Retype the records below word for word and omit any image.

*** Supplied records ***

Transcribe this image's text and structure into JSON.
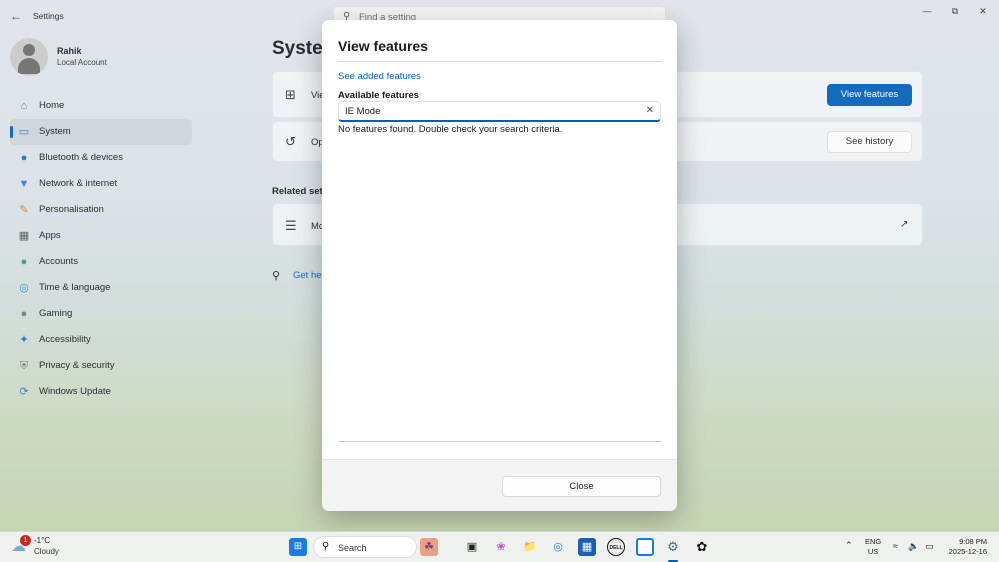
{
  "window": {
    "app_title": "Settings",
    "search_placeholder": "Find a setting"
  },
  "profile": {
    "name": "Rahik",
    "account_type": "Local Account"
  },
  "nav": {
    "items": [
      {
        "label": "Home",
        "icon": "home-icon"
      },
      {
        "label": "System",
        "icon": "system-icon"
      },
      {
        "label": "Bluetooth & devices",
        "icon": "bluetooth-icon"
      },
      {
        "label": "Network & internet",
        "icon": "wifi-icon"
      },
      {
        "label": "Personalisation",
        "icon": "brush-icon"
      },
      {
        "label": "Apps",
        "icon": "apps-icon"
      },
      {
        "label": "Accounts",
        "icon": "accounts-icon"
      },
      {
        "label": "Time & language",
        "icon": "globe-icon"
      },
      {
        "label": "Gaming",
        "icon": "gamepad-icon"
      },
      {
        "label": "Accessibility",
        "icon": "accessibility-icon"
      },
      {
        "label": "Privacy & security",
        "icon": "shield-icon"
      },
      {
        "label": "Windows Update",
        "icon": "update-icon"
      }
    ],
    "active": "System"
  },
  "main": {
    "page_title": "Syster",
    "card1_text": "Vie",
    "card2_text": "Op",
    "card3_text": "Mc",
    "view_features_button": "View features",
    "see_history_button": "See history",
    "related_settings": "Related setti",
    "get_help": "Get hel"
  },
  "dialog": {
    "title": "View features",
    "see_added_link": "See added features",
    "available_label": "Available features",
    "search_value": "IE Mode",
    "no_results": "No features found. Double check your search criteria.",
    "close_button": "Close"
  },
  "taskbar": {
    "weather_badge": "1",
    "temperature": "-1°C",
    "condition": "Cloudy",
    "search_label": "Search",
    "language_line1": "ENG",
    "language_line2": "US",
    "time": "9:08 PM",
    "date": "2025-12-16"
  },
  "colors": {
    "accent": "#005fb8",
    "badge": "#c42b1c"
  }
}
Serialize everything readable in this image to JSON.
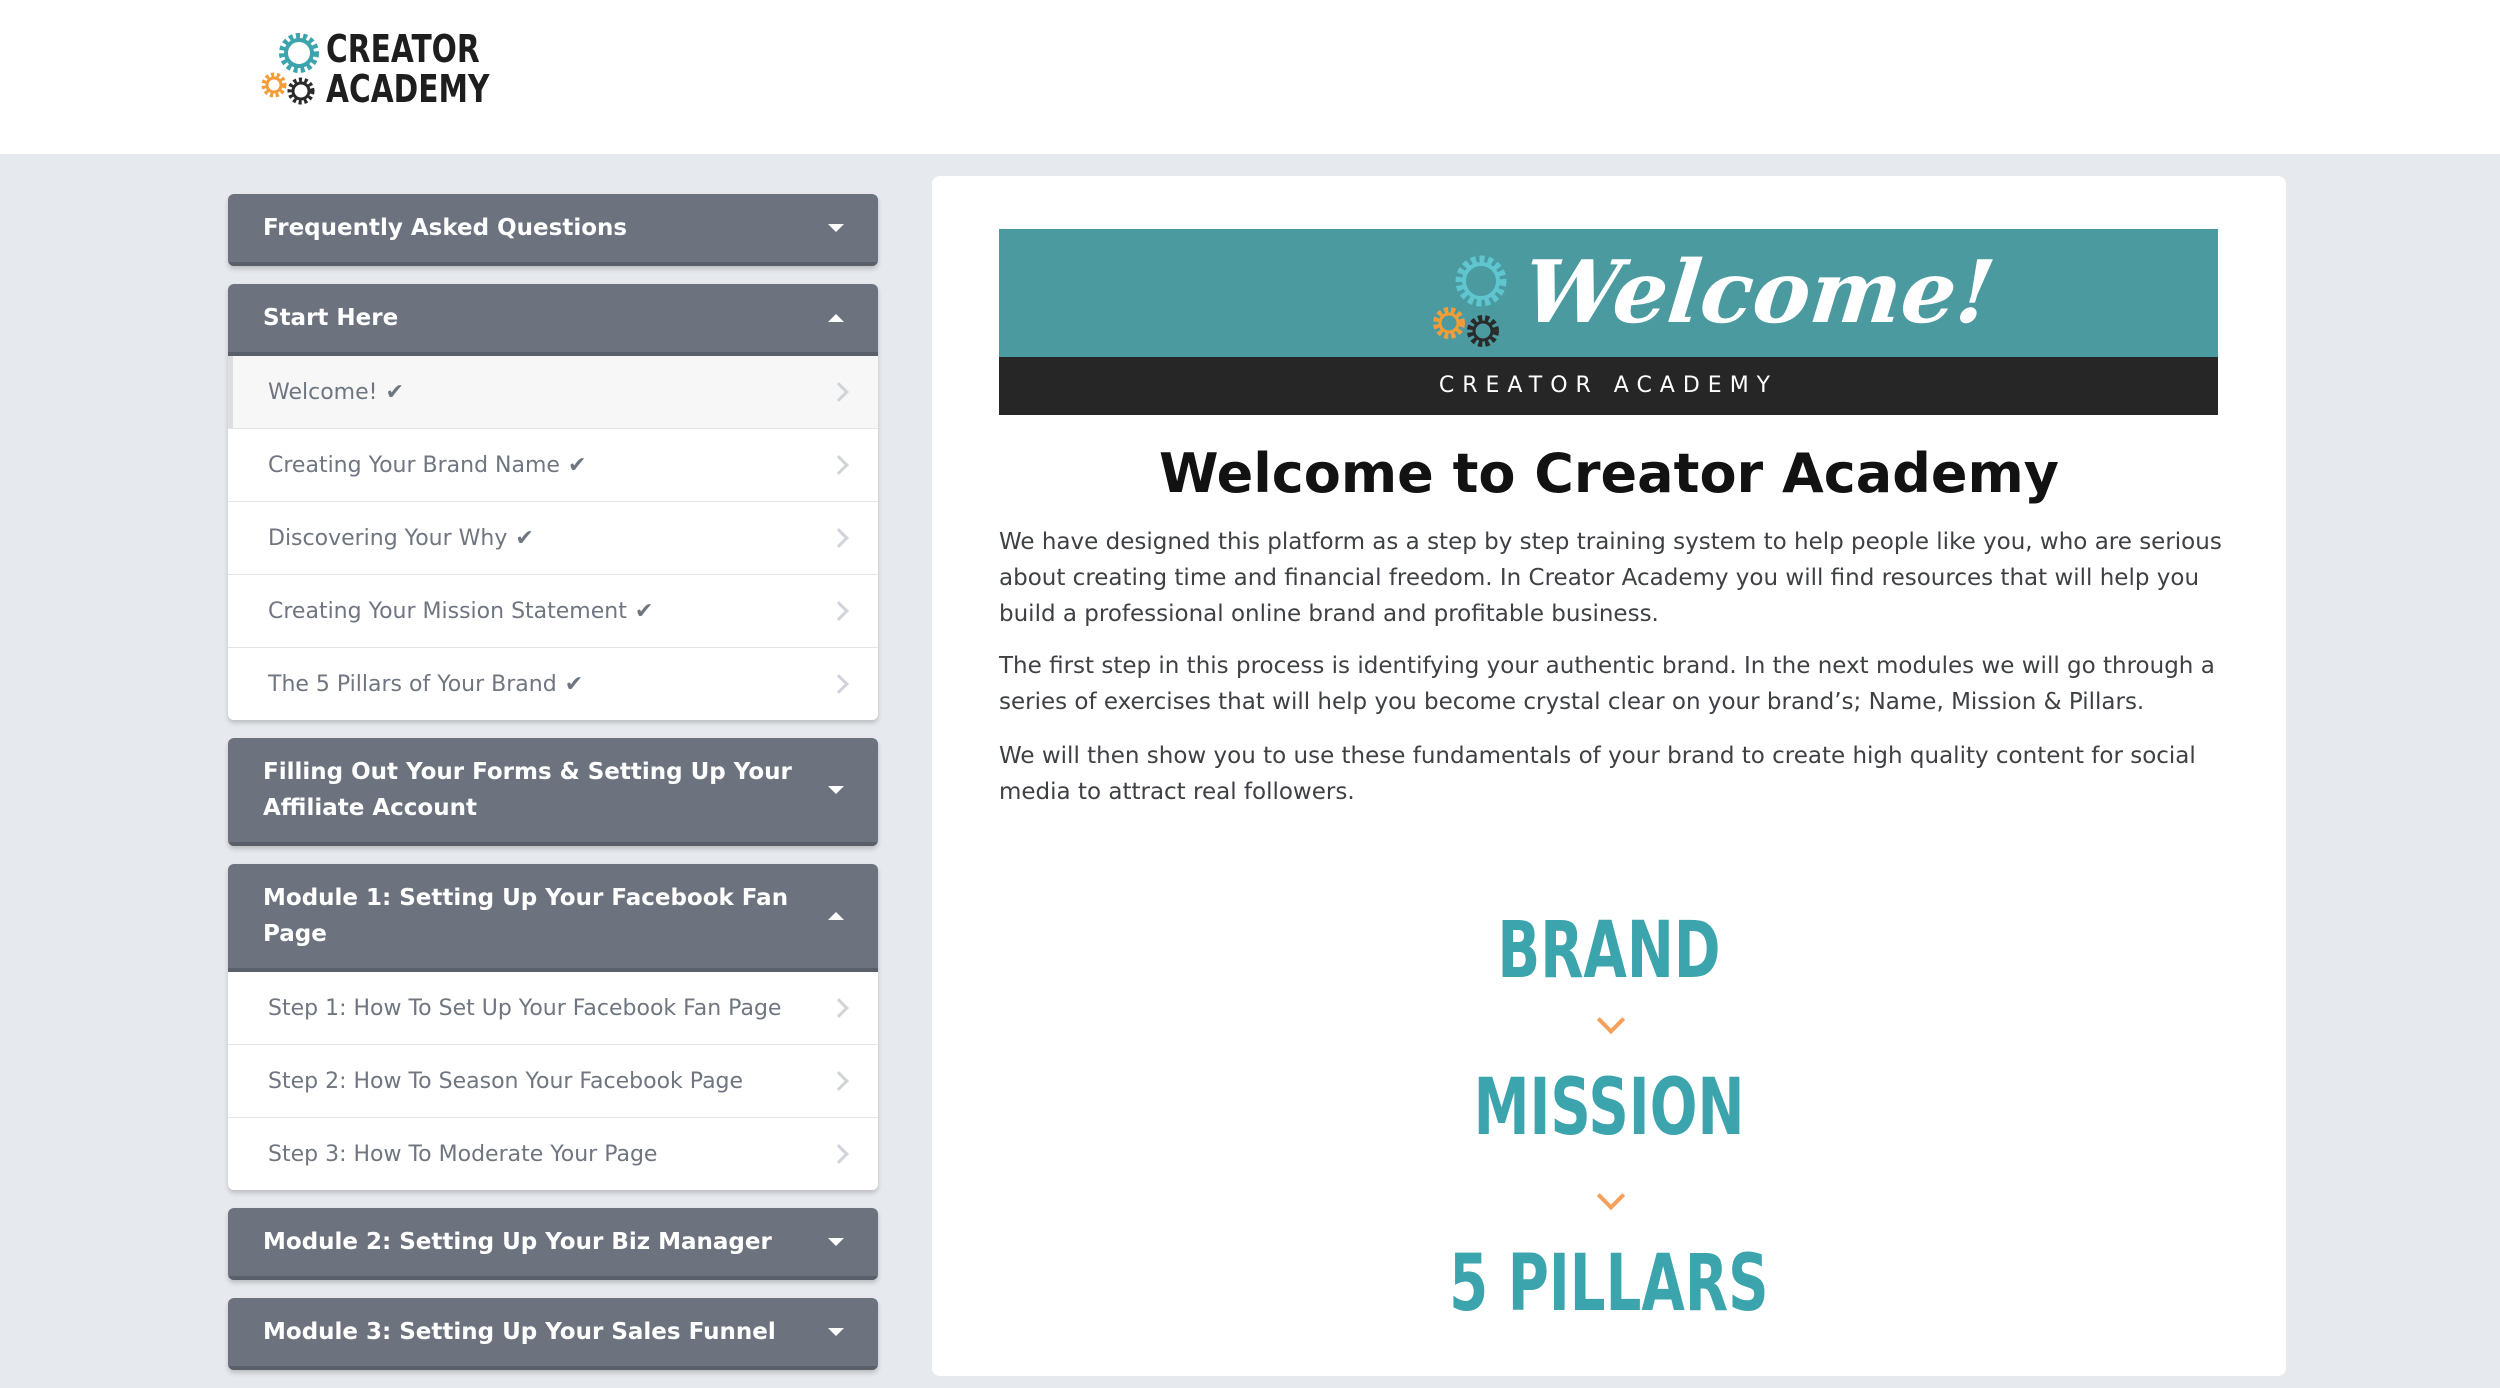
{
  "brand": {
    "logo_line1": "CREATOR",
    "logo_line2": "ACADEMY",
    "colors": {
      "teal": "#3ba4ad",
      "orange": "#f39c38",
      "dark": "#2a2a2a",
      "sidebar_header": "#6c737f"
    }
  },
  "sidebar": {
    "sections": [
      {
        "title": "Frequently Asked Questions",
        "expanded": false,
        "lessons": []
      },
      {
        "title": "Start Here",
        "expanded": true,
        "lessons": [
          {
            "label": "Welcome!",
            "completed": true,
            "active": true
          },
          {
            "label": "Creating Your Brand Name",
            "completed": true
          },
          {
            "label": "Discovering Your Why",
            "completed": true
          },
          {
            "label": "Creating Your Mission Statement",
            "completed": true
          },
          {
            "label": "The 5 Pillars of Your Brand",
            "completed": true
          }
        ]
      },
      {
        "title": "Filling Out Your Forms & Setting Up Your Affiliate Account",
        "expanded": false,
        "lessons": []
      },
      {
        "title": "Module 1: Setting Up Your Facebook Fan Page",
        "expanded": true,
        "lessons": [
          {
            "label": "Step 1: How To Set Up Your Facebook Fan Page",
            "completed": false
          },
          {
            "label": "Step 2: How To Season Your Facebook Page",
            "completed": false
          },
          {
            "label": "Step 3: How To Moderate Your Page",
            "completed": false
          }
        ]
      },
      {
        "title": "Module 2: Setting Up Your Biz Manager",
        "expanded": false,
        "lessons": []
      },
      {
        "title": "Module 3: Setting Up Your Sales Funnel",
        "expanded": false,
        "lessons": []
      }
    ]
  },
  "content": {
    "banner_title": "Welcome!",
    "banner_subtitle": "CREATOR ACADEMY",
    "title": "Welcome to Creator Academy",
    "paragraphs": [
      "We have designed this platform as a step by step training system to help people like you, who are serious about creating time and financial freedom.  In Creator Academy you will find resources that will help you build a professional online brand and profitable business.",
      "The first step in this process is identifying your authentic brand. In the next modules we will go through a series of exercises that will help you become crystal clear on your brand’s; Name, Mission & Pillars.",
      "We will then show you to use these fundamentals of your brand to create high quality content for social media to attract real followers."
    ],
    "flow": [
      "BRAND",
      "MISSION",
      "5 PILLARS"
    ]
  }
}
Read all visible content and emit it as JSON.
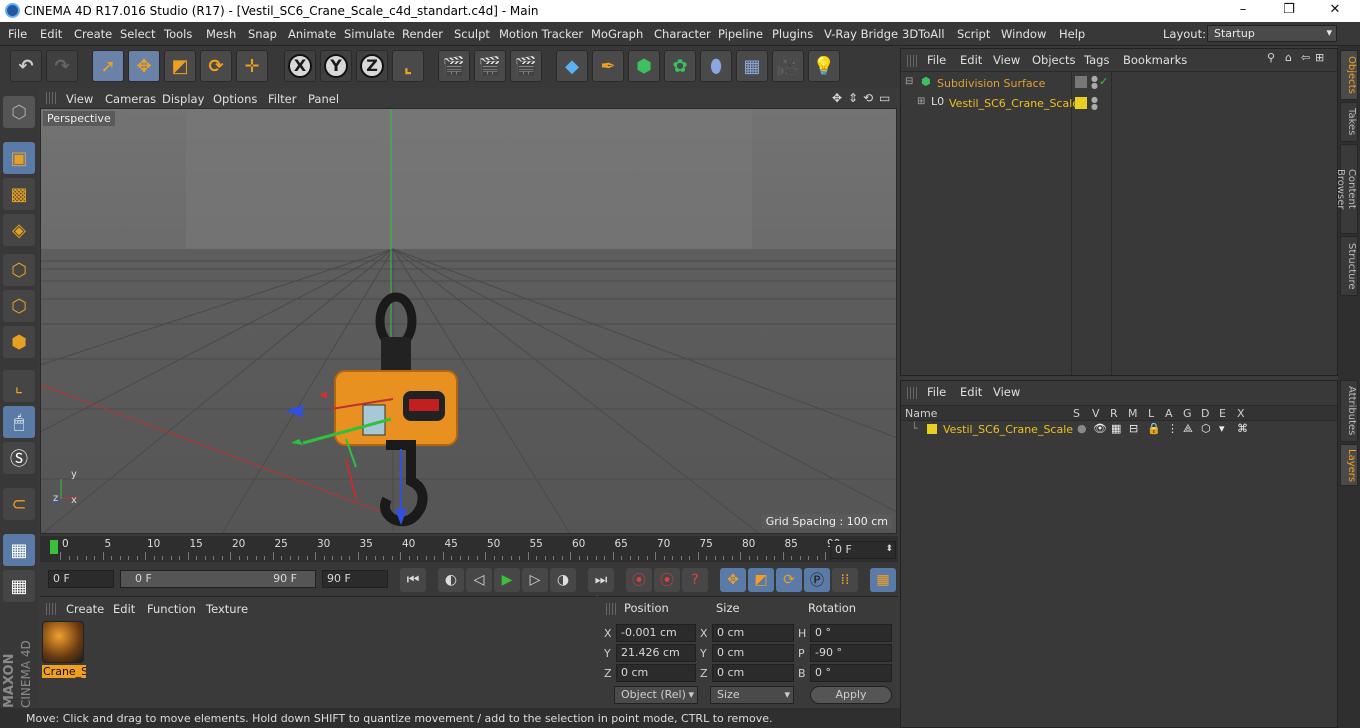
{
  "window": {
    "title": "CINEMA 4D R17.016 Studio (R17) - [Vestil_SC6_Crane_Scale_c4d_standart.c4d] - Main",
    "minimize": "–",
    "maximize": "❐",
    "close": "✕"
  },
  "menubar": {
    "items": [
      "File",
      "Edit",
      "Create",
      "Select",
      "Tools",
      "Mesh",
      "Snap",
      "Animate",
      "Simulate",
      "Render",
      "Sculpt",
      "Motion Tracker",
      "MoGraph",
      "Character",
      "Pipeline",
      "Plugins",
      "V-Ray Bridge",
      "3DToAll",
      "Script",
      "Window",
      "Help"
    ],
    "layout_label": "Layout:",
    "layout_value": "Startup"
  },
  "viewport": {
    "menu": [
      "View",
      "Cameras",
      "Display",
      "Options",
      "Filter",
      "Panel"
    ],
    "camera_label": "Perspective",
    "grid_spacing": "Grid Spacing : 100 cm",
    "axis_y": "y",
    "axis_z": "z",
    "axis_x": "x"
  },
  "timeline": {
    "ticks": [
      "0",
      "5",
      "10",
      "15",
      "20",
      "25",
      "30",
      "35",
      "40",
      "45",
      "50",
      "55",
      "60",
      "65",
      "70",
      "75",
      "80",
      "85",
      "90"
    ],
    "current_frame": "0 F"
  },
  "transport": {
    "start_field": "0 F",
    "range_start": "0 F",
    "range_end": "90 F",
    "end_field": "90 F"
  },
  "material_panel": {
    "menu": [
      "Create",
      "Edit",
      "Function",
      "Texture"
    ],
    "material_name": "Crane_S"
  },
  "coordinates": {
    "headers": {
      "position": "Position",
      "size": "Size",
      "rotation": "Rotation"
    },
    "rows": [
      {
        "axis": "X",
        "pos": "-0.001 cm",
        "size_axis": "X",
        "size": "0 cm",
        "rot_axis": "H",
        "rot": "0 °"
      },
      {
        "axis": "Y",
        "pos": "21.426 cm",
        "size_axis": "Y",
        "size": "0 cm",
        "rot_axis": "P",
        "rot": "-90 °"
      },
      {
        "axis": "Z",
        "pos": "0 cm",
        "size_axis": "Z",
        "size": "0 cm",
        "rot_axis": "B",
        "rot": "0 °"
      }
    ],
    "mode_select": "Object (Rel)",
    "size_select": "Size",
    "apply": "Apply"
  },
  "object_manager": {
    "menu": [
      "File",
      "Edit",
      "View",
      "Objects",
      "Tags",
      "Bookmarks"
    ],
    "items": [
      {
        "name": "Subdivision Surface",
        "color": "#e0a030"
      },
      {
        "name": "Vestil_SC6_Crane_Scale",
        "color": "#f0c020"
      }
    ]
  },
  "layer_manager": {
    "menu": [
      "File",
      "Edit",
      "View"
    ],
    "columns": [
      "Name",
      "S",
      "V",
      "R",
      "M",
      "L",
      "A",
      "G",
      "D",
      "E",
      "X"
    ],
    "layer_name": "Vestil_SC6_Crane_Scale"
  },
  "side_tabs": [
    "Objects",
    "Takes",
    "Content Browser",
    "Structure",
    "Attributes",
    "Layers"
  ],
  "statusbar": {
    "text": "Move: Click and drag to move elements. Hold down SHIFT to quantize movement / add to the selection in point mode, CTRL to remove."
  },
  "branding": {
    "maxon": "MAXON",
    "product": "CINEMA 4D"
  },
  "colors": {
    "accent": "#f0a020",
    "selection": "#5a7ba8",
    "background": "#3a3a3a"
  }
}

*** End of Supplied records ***

*Output below*.
Transcribe this image's text and structure into JSON.
{
  "window": {
    "app_title": "Settings",
    "search_placeholder": "Find a setting"
  },
  "profile": {
    "name": "Rahik",
    "account_type": "Local Account"
  },
  "nav": {
    "items": [
      {
        "label": "Home",
        "icon": "home-icon"
      },
      {
        "label": "System",
        "icon": "system-icon"
      },
      {
        "label": "Bluetooth & devices",
        "icon": "bluetooth-icon"
      },
      {
        "label": "Network & internet",
        "icon": "wifi-icon"
      },
      {
        "label": "Personalisation",
        "icon": "brush-icon"
      },
      {
        "label": "Apps",
        "icon": "apps-icon"
      },
      {
        "label": "Accounts",
        "icon": "accounts-icon"
      },
      {
        "label": "Time & language",
        "icon": "globe-icon"
      },
      {
        "label": "Gaming",
        "icon": "gamepad-icon"
      },
      {
        "label": "Accessibility",
        "icon": "accessibility-icon"
      },
      {
        "label": "Privacy & security",
        "icon": "shield-icon"
      },
      {
        "label": "Windows Update",
        "icon": "update-icon"
      }
    ],
    "active": "System"
  },
  "main": {
    "page_title": "Syster",
    "card1_text": "Vie",
    "card2_text": "Op",
    "card3_text": "Mc",
    "view_features_button": "View features",
    "see_history_button": "See history",
    "related_settings": "Related setti",
    "get_help": "Get hel"
  },
  "dialog": {
    "title": "View features",
    "see_added_link": "See added features",
    "available_label": "Available features",
    "search_value": "IE Mode",
    "no_results": "No features found. Double check your search criteria.",
    "close_button": "Close"
  },
  "taskbar": {
    "weather_badge": "1",
    "temperature": "-1°C",
    "condition": "Cloudy",
    "search_label": "Search",
    "language_line1": "ENG",
    "language_line2": "US",
    "time": "9:08 PM",
    "date": "2025-12-16"
  },
  "colors": {
    "accent": "#005fb8",
    "badge": "#c42b1c"
  }
}
Serialize everything readable in this image to JSON.
{
  "brand": {
    "logo_line1": "CREATOR",
    "logo_line2": "ACADEMY",
    "colors": {
      "teal": "#3ba4ad",
      "orange": "#f39c38",
      "dark": "#2a2a2a",
      "sidebar_header": "#6c737f"
    }
  },
  "sidebar": {
    "sections": [
      {
        "title": "Frequently Asked Questions",
        "expanded": false,
        "lessons": []
      },
      {
        "title": "Start Here",
        "expanded": true,
        "lessons": [
          {
            "label": "Welcome!",
            "completed": true,
            "active": true
          },
          {
            "label": "Creating Your Brand Name",
            "completed": true
          },
          {
            "label": "Discovering Your Why",
            "completed": true
          },
          {
            "label": "Creating Your Mission Statement",
            "completed": true
          },
          {
            "label": "The 5 Pillars of Your Brand",
            "completed": true
          }
        ]
      },
      {
        "title": "Filling Out Your Forms & Setting Up Your Affiliate Account",
        "expanded": false,
        "lessons": []
      },
      {
        "title": "Module 1: Setting Up Your Facebook Fan Page",
        "expanded": true,
        "lessons": [
          {
            "label": "Step 1: How To Set Up Your Facebook Fan Page",
            "completed": false
          },
          {
            "label": "Step 2: How To Season Your Facebook Page",
            "completed": false
          },
          {
            "label": "Step 3: How To Moderate Your Page",
            "completed": false
          }
        ]
      },
      {
        "title": "Module 2: Setting Up Your Biz Manager",
        "expanded": false,
        "lessons": []
      },
      {
        "title": "Module 3: Setting Up Your Sales Funnel",
        "expanded": false,
        "lessons": []
      }
    ]
  },
  "content": {
    "banner_title": "Welcome!",
    "banner_subtitle": "CREATOR ACADEMY",
    "title": "Welcome to Creator Academy",
    "paragraphs": [
      "We have designed this platform as a step by step training system to help people like you, who are serious about creating time and financial freedom.  In Creator Academy you will find resources that will help you build a professional online brand and profitable business.",
      "The first step in this process is identifying your authentic brand. In the next modules we will go through a series of exercises that will help you become crystal clear on your brand’s; Name, Mission & Pillars.",
      "We will then show you to use these fundamentals of your brand to create high quality content for social media to attract real followers."
    ],
    "flow": [
      "BRAND",
      "MISSION",
      "5 PILLARS"
    ]
  }
}
Read all visible content and emit it as JSON.
{
  "window": {
    "title": "CINEMA 4D R17.016 Studio (R17) - [Vestil_SC6_Crane_Scale_c4d_standart.c4d] - Main",
    "minimize": "–",
    "maximize": "❐",
    "close": "✕"
  },
  "menubar": {
    "items": [
      "File",
      "Edit",
      "Create",
      "Select",
      "Tools",
      "Mesh",
      "Snap",
      "Animate",
      "Simulate",
      "Render",
      "Sculpt",
      "Motion Tracker",
      "MoGraph",
      "Character",
      "Pipeline",
      "Plugins",
      "V-Ray Bridge",
      "3DToAll",
      "Script",
      "Window",
      "Help"
    ],
    "layout_label": "Layout:",
    "layout_value": "Startup"
  },
  "viewport": {
    "menu": [
      "View",
      "Cameras",
      "Display",
      "Options",
      "Filter",
      "Panel"
    ],
    "camera_label": "Perspective",
    "grid_spacing": "Grid Spacing : 100 cm",
    "axis_y": "y",
    "axis_z": "z",
    "axis_x": "x"
  },
  "timeline": {
    "ticks": [
      "0",
      "5",
      "10",
      "15",
      "20",
      "25",
      "30",
      "35",
      "40",
      "45",
      "50",
      "55",
      "60",
      "65",
      "70",
      "75",
      "80",
      "85",
      "90"
    ],
    "current_frame": "0 F"
  },
  "transport": {
    "start_field": "0 F",
    "range_start": "0 F",
    "range_end": "90 F",
    "end_field": "90 F"
  },
  "material_panel": {
    "menu": [
      "Create",
      "Edit",
      "Function",
      "Texture"
    ],
    "material_name": "Crane_S"
  },
  "coordinates": {
    "headers": {
      "position": "Position",
      "size": "Size",
      "rotation": "Rotation"
    },
    "rows": [
      {
        "axis": "X",
        "pos": "-0.001 cm",
        "size_axis": "X",
        "size": "0 cm",
        "rot_axis": "H",
        "rot": "0 °"
      },
      {
        "axis": "Y",
        "pos": "21.426 cm",
        "size_axis": "Y",
        "size": "0 cm",
        "rot_axis": "P",
        "rot": "-90 °"
      },
      {
        "axis": "Z",
        "pos": "0 cm",
        "size_axis": "Z",
        "size": "0 cm",
        "rot_axis": "B",
        "rot": "0 °"
      }
    ],
    "mode_select": "Object (Rel)",
    "size_select": "Size",
    "apply": "Apply"
  },
  "object_manager": {
    "menu": [
      "File",
      "Edit",
      "View",
      "Objects",
      "Tags",
      "Bookmarks"
    ],
    "items": [
      {
        "name": "Subdivision Surface",
        "color": "#e0a030"
      },
      {
        "name": "Vestil_SC6_Crane_Scale",
        "color": "#f0c020"
      }
    ]
  },
  "layer_manager": {
    "menu": [
      "File",
      "Edit",
      "View"
    ],
    "columns": [
      "Name",
      "S",
      "V",
      "R",
      "M",
      "L",
      "A",
      "G",
      "D",
      "E",
      "X"
    ],
    "layer_name": "Vestil_SC6_Crane_Scale"
  },
  "side_tabs": [
    "Objects",
    "Takes",
    "Content Browser",
    "Structure",
    "Attributes",
    "Layers"
  ],
  "statusbar": {
    "text": "Move: Click and drag to move elements. Hold down SHIFT to quantize movement / add to the selection in point mode, CTRL to remove."
  },
  "branding": {
    "maxon": "MAXON",
    "product": "CINEMA 4D"
  },
  "colors": {
    "accent": "#f0a020",
    "selection": "#5a7ba8",
    "background": "#3a3a3a"
  }
}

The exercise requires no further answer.